For me, healing began with therapy because my therapist listened and taught me to listen to myself. He stopped me from invalidating my own feelings. He helped me unearth and start to release the buried pain and fear surrounding my sick mother. My panic attacks made me feel like I had to shed my own skin and run for my life. What I needed to do — slowly and with support — was to look within and be brave enough to see truthfully.
I released myself from the idea that I deserved the bad things that I had experienced. Although I find it hard to totally stop comparing myself to others, I started to see that just because that mother did not experience postpartum depression did not mean that she deserved good things and I did not. I unstuck myself from the debilitating and frankly false idea that everything happened for a reason.
All that said, I do see a silver lining in the hardships of my life. I know I am better able to understand others going through pain. I know I will never invalidate their pain by feeding them a cliched saying. I have more compassion and empathy and strength than I did before. I am not afraid to hear about your grief or difficulties. I am willing to stand with you and hold space for you.
I think with some forethought, we can all truly support each other. We can all do better. I came across an article that pointed out the fallacy of everyone’s well-meaning posts for depressed or suicidal people to “call help hotlines!”, saying that this was missing the mark. This was how I felt as well, seeing the big responses after the tragic and public suicides of Anthony Bourdain and Kate Spade. We can all do more than direct someone to a hotline.
How To Help
For starters, the following might be helpful to consider:

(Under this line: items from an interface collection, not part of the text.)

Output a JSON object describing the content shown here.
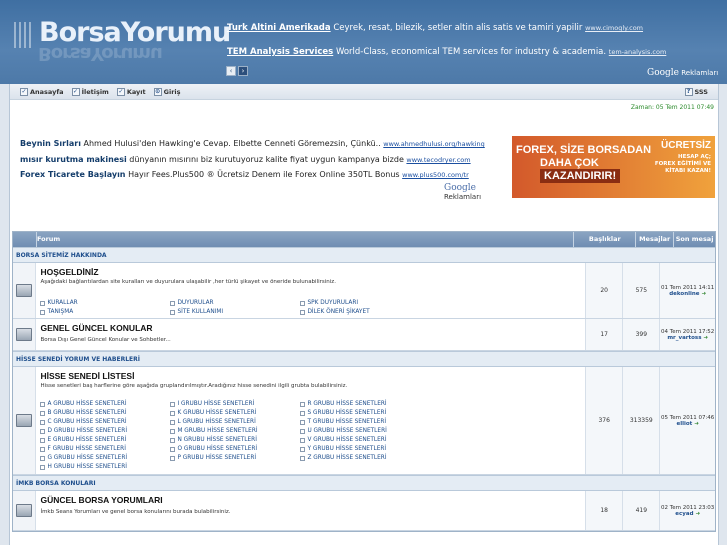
{
  "header": {
    "logo_text": "BorsaYorumu",
    "ads": [
      {
        "title": "Turk Altini Amerikada",
        "text": "Ceyrek, resat, bilezik, setler altin alis satis ve tamiri yapilir",
        "url": "www.cimogly.com"
      },
      {
        "title": "TEM Analysis Services",
        "text": "World-Class, economical TEM services for industry & academia.",
        "url": "tem-analysis.com"
      }
    ],
    "prev_icon": "chevron-left-icon",
    "next_icon": "chevron-right-icon",
    "google_brand": "Google",
    "google_label": "Reklamları"
  },
  "nav": {
    "items": [
      {
        "label": "Anasayfa",
        "icon": "home-icon"
      },
      {
        "label": "İletişim",
        "icon": "contact-icon"
      },
      {
        "label": "Kayıt",
        "icon": "register-icon"
      },
      {
        "label": "Giriş",
        "icon": "login-icon"
      }
    ],
    "faq": "SSS",
    "time": "Zaman: 05 Tem 2011 07:49"
  },
  "ads2": [
    {
      "title": "Beynin Sırları",
      "text": "Ahmed Hulusi'den Hawking'e Cevap. Elbette Cenneti Göremezsin, Çünkü..",
      "url": "www.ahmedhulusi.org/hawking"
    },
    {
      "title": "mısır kurutma makinesi",
      "text": "dünyanın mısırını biz kurutuyoruz kalite fiyat uygun kampanya bizde",
      "url": "www.tecodryer.com"
    },
    {
      "title": "Forex Ticarete Başlayın",
      "text": "Hayır Fees.Plus500 ® Ücretsiz Denem ile Forex Online 350TL Bonus",
      "url": "www.plus500.com/tr"
    }
  ],
  "ads2_google": "Google",
  "ads2_label": "Reklamları",
  "banner": {
    "line1": "FOREX, SİZE BORSADAN",
    "line2": "DAHA ÇOK",
    "line3": "KAZANDIRIR!",
    "badge": "ÜCRETSİZ",
    "badge_sub": "HESAP AÇ;\nFOREX EĞİTİMİ VE\nKİTABI KAZAN!"
  },
  "table": {
    "headers": {
      "forum": "Forum",
      "topics": "Başlıklar",
      "posts": "Mesajlar",
      "last": "Son mesaj"
    },
    "categories": [
      {
        "name": "BORSA SİTEMİZ HAKKINDA",
        "forums": [
          {
            "title": "HOŞGELDİNİZ",
            "desc": "Aşağıdaki bağlantılardan site kuralları ve duyurulara ulaşabilir ,her türlü şikayet ve öneride bulunabilirsiniz.",
            "subs": [
              "KURALLAR",
              "DUYURULAR",
              "SPK DUYURULARI",
              "TANIŞMA",
              "SİTE KULLANIMI",
              "DİLEK ÖNERİ ŞİKAYET"
            ],
            "topics": "20",
            "posts": "575",
            "last_date": "01 Tem 2011 14:11",
            "last_user": "dekonline"
          },
          {
            "title": "GENEL GÜNCEL KONULAR",
            "desc": "Borsa Dışı Genel Güncel Konular ve Sohbetler...",
            "subs": [],
            "topics": "17",
            "posts": "399",
            "last_date": "04 Tem 2011 17:52",
            "last_user": "mr_vartoss"
          }
        ]
      },
      {
        "name": "HİSSE SENEDİ YORUM VE HABERLERİ",
        "forums": [
          {
            "title": "HİSSE SENEDİ LİSTESİ",
            "desc": "Hisse senetleri baş harflerine göre aşağıda gruplandırılmıştır.Aradığınız hisse senedini ilgili grubta bulabilirsiniz.",
            "subs": [
              "A GRUBU HİSSE SENETLERİ",
              "I GRUBU HİSSE SENETLERİ",
              "R GRUBU HİSSE SENETLERİ",
              "B GRUBU HİSSE SENETLERİ",
              "K GRUBU HİSSE SENETLERİ",
              "S GRUBU HİSSE SENETLERİ",
              "C GRUBU HİSSE SENETLERİ",
              "L GRUBU HİSSE SENETLERİ",
              "T GRUBU HİSSE SENETLERİ",
              "D GRUBU HİSSE SENETLERİ",
              "M GRUBU HİSSE SENETLERİ",
              "U GRUBU HİSSE SENETLERİ",
              "E GRUBU HİSSE SENETLERİ",
              "N GRUBU HİSSE SENETLERİ",
              "V GRUBU HİSSE SENETLERİ",
              "F GRUBU HİSSE SENETLERİ",
              "O GRUBU HİSSE SENETLERİ",
              "Y GRUBU HİSSE SENETLERİ",
              "G GRUBU HİSSE SENETLERİ",
              "P GRUBU HİSSE SENETLERİ",
              "Z GRUBU HİSSE SENETLERİ",
              "H GRUBU HİSSE SENETLERİ"
            ],
            "topics": "376",
            "posts": "313359",
            "last_date": "05 Tem 2011 07:46",
            "last_user": "elliot"
          }
        ]
      },
      {
        "name": "İMKB BORSA KONULARI",
        "forums": [
          {
            "title": "GÜNCEL BORSA YORUMLARI",
            "desc": "İmkb Seans Yorumları ve genel borsa konularını burada bulabilirsiniz.",
            "subs": [],
            "topics": "18",
            "posts": "419",
            "last_date": "02 Tem 2011 23:03",
            "last_user": "ecyad"
          }
        ]
      }
    ]
  }
}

What Not To Say
You have so much to be grateful for.
You can have anything that you want.
You can do anything you want.
What do you have to be sad about?
You and your family are all healthy. (Mental illness means lack of health.)
You just have to focus on the positives.
There is so much suffering in the world — you are one of the lucky ones.
Snap out of it.
You’re being unreasonable.
You’re being overly emotional.
Stop feeling sorry for yourself.
Well, everything happens for a reason…
What To Say
First, reach out and check in. Be open-ended. How are you doing?
Then, LISTEN. Without judgment. Without trying to fix.
You don’t deserve that.
That sounds so scary.
That sounds so tough.
It’s not normal that you are going through this.
It’s not okay that you had to go through that.
Would it help if I…[offer a specific suggestion, i.e. “went to the grocery store with you?”]
Would you like to go with me…[on a walk?]
Do you think it might be helpful to try…[therapy. medication. acupuncture…?]
I am not sure what to say but I am here.
I am thinking of you.
I am rooting for you.
I am sending you love.
It’s so brave of you to take this on.
I am always here, anytime.
You will never be bothering or burdening me.
It will be okay.
You are not alone.
Check in again.